The same study found that some gorillas may even sing when they're chewing on a favorite piece of vegetation. (And you thought it was impolite to even talk with your mouth full.) Gorilla singing doesn't approach the mellifluous stylings of, say, the Monkees, but it's vaguely musical, and the logical thing to call this sound that clearly isn't humming would be singing. Just as humans who perform “Aba Daba Honeymoon,” with the immortal line “Baba daba daba daba daba daba dab, said the monkey to the chimp,” are certainly singing, even if the work is “the nadir of all American expression,” according to Thomas Pynchon.
That gorillas produce such noises was not a total shock. “We know from studies on chimpanzees and bonobos that great apes produce certain vocalizations while they're feeding, so-called food associated calls,” said one of the authors of the new study, Eva Luef of the Max Planck Institute for Ornithology in Germany, in an interview for Scientific American's Science Talk podcast. “And our study wanted to investigate whether gorillas do the same.”
So Luef and her colleagues trooped off to the Republic of the Congo to spend some time with two different populations of western lowlands gorillas, which have the easy-to-remember Linnaean subspecies designation of Gorilla g. gorilla. (See if you can guess what the “g” stands for.)
Primatologist Dian Fossey, who died in Rwanda in 1985, noted that gorillas hum and sang. She categorized such sounds as “belch vocalizations,” which often seemed to signal contentment—can you believe some people still don't accept that gorillas and humans have a common ancestor?
The current research, however, is the first to really track the vocalizations and connect them to specific behaviors. “And we found that it was [males—blackback adolescents and silverback adults—that] were the most frequent callers,” Luef revealed. “This is not surprising as adult males are usually the most frequent callers, concerning any gorilla vocalization. And then we found that the food calls were produced when they were feeding on certain foods. So aquatic vegetation or seeds elicited a lot of food calls. And… they never called when they were eating insects like termites or ants.” Because feasting on Formicidae or ingesting Isoptera is nothing to sing about. Even among gorillas.
So what's with all the Sturm und Sang? “We believe that the food calls have a social function in gorillas,” Luef said. “They may signal to [other gorilla] listeners that an individual is busy eating at the moment.

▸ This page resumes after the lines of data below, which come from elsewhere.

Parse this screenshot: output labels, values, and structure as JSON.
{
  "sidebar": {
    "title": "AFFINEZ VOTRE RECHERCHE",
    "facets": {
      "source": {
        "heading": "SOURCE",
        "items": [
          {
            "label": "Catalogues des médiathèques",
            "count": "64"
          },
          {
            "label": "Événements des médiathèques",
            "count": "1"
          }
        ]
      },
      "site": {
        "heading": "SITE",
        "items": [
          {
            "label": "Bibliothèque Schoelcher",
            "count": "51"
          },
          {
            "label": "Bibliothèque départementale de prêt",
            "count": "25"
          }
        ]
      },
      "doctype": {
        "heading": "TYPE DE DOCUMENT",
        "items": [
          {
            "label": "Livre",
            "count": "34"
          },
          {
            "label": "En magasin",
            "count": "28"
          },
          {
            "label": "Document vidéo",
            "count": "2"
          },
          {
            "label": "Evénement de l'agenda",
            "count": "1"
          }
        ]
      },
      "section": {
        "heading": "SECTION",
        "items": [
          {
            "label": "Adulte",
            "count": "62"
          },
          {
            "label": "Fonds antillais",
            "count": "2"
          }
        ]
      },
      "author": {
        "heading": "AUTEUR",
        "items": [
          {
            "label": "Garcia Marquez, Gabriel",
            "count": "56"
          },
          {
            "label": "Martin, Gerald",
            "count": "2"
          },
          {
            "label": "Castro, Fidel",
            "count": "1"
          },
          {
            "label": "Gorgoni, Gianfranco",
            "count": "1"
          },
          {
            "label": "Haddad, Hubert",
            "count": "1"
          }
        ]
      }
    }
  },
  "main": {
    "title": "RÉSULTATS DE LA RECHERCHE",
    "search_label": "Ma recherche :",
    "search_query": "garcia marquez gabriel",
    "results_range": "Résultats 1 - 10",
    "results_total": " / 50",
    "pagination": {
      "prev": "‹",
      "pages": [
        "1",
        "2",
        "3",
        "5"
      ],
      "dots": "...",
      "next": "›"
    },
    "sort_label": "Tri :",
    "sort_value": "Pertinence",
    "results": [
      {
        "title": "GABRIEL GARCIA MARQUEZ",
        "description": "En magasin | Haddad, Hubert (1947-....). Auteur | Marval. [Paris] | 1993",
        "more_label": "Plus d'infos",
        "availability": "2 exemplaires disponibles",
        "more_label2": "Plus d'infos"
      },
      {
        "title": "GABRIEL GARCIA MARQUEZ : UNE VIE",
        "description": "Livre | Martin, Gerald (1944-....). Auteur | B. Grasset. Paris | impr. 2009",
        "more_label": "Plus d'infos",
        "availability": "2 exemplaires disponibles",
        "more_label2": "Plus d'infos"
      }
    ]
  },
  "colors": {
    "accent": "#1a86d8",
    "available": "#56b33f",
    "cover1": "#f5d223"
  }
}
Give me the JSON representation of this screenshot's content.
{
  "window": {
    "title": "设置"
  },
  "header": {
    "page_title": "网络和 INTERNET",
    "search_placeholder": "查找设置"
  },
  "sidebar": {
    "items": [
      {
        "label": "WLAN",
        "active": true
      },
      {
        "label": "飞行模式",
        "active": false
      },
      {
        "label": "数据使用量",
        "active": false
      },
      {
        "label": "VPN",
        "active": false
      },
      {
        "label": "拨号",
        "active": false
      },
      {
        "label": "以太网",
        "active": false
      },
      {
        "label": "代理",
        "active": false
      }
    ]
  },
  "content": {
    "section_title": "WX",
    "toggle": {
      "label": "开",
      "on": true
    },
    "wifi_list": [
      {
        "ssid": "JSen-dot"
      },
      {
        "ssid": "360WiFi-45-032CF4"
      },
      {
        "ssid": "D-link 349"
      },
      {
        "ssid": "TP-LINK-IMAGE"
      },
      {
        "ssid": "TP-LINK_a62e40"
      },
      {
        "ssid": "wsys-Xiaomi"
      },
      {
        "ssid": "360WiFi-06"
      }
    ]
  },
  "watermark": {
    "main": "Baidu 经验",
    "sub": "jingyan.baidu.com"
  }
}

Silverback males have a special role in gorilla society…. They are most often the ones making group decisions. So when the silverback sits and eats, the others eat as well. And [when] he gets up and starts to … travel in the forest…, the others follow him. So it makes sense for the silverback to signal to his group mates that he's still eating and then signal that he has finished eating when he stops calling.” In other words, humming and singing may be the dominant male's Do Not Disturb sign. And his eventual silence could be gorilla for “Ladies and almostmen, may I have your attention?”
In fact, Luef and her colleagues plan to do more in-depth analysis of gorilla vocalizations to see if they can learn anything about how we came to yap. They want to study “how the gorillas compose their food songs,” she said, “and whether they possess a certain repertoire of song notes, which they combine into their little food songs. That would be more similar to human language because [we have] a certain repertoire of sounds we can make, and we combine them into words and different languages. So if gorillas could do the same with their songs, that would just be amazing.” Aba daba indeed.